Materials provided
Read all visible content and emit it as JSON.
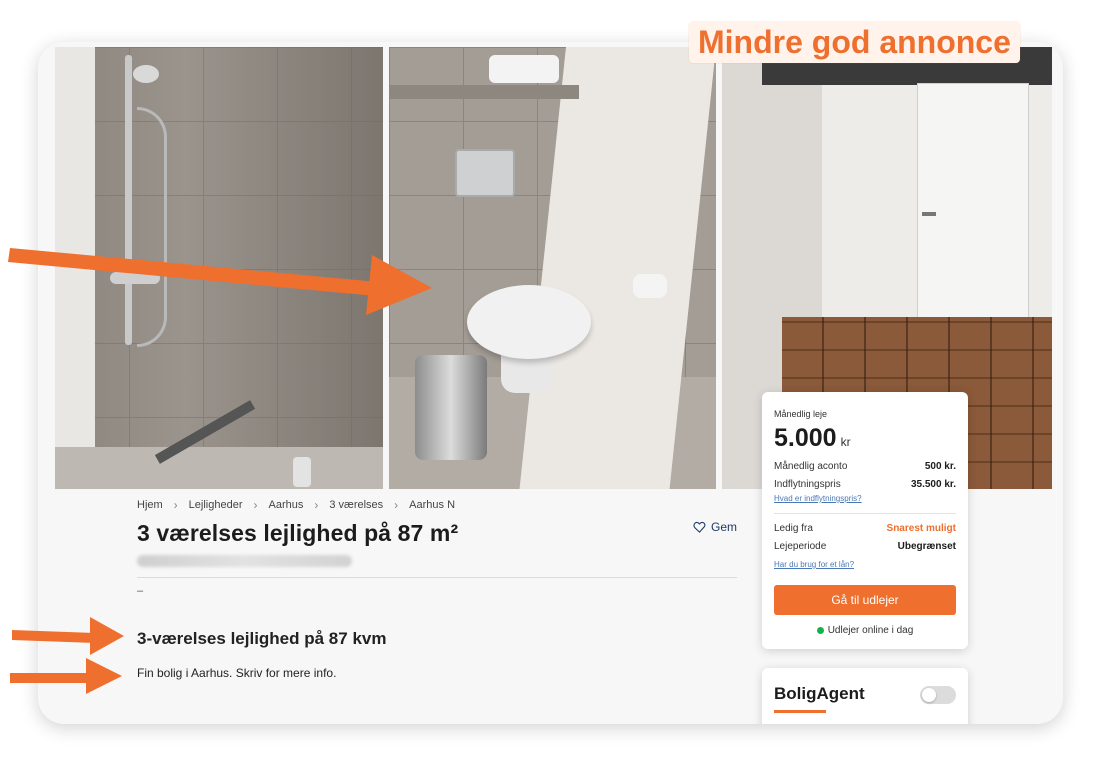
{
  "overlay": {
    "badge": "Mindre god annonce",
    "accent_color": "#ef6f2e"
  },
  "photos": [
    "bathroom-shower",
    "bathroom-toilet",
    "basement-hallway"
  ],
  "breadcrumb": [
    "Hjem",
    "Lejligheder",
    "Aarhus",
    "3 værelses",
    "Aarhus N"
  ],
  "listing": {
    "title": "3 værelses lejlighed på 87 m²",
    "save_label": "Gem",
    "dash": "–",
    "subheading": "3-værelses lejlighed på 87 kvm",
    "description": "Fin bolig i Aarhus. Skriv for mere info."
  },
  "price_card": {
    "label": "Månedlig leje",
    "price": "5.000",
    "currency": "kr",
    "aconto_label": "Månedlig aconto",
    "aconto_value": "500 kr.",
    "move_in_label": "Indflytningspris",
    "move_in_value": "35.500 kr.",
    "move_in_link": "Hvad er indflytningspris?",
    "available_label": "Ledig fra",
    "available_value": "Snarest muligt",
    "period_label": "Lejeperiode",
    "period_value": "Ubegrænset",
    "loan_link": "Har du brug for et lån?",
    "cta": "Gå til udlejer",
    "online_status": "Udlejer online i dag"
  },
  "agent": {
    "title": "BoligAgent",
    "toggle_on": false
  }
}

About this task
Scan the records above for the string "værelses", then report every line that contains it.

Written answer
    "3 værelses",
    "title": "3 værelses lejlighed på 87 m²",
    "subheading": "3-værelses lejlighed på 87 kvm",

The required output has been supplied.